An avid physical and mental health proponent who addresses similar topics on his social channels, Chaka offered some parting words of encouragement in navigating our own wellness and helping others.
“People sleep on the simple golden rule of ‘do unto others as you would have done unto yourself,’ or ‘love thy neighbor as you would love yourself.’ I think then the question that begs is, ‘do you love yourself?’ When you look at yourself, do you say, ‘holy s***, I don't even love myself, look how I'm treating myself.’ Then you can get your act together. But I think it's window dressing, to run around and try to act like you give a hoot about people, and you have incredibly low self-esteem yourself. I think that you’ve got to have a healthy self-esteem, and that takes work. A lot of things in society tell us that we should be shamed, unforgiven. That it was our fault; you did it wrong.

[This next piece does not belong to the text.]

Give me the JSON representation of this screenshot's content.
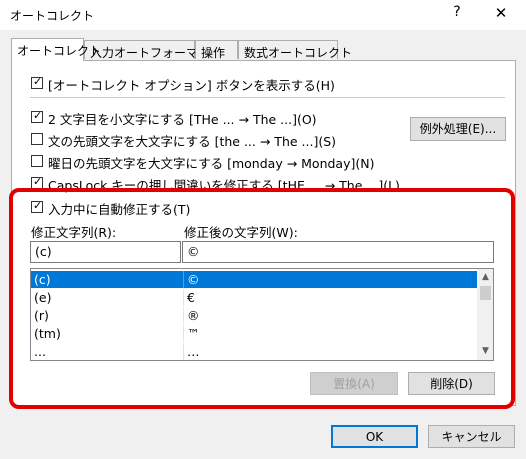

There's always something that can be improved upon and I think, even like today, where I'm realizing, ‘Hey, you know what, I want to get that video ready for premiere. But it's not going to be ready, and I'm going to release it on my time. That's got to be good enough. Why is that good enough? Because I stayed up all night editing this video. I got literally one and a half hours of sleep between 5:30 and 7:30 or so. I had a job interview. I worked on the video, my computer crashed. I'm home with you like, ‘Hey, man, I'm showing up. If something happens that f***s up my timeline and maybe crushes my expectations. OK, I just have to look through it."
"I bought a wonderful f***ing tea, and these are small things, but it's the small things that stack up. You know, like one of those $6 teas with CBD, kombucha, and everything else under the sun. I was walking home from the store and my shoelace is untied. I put the bag down, and I guess I put it down too hard, didn't realize it. When I got home, I put my juice in the fridge. When I was finally ready for that citrusy drink, it's gonna be so healthy, I open up the fridge and I see that the bottom of the glass had broken. Okay, you know what? I just cleaned it up slowly. Yeah, that broke; we lost the juice. What are you gonna do? Sometimes you just got to smile through the bulls*** and realize that maybe it's compulsion. Maybe you can apologize to yourself. ‘Hey, man, you know, Chaka, I'm sorry that I've been so hard on myself.’ Forgive yourself for being hard on yourself. I think it's got it's got to start with you, and it's got to start with love. I've been lately just trying to focus a lot on, ‘What does that look like?’ Honestly, sometimes without friends, it's hard. I think this is relevant, the pandemic. You don't have a lot of company over. You’re busy, you're doing music, you have a day job. So, the room’s a mess. But you know, your friends are gonna be in town. ‘Oh, s***. Yeah, what time are you coming by? Two o'clock?’ It's like ten to two, you look up, you're like, 'if you let anybody see this room, you're a f***ing idiot.' You gotta clean it up. It's not that it was that bad, right? But you're that bad, and what you're willing to present to other people. I've taken selfies with the horrible pile of clothes on the bed and s*** on the floor. But when you see that, that's a good sign. Like, ‘hey, man, if you're taking a selfie, and you got s*** all over the place and your mirror is dirty, that's a good sign. Maybe take a look into yourself and say, ‘okay, am I loving myself enough right now? Am I giving myself an environment that's going to allow for sane thoughts? Am I cleaning my mirror, so I can at least give myself a clean slate to look at?’”
Orange 9mm's Pretend I'm Human will arrive on August 13 via Thirty Something Records, digitally on June 18. Pre-orders are available now with special merch bundles.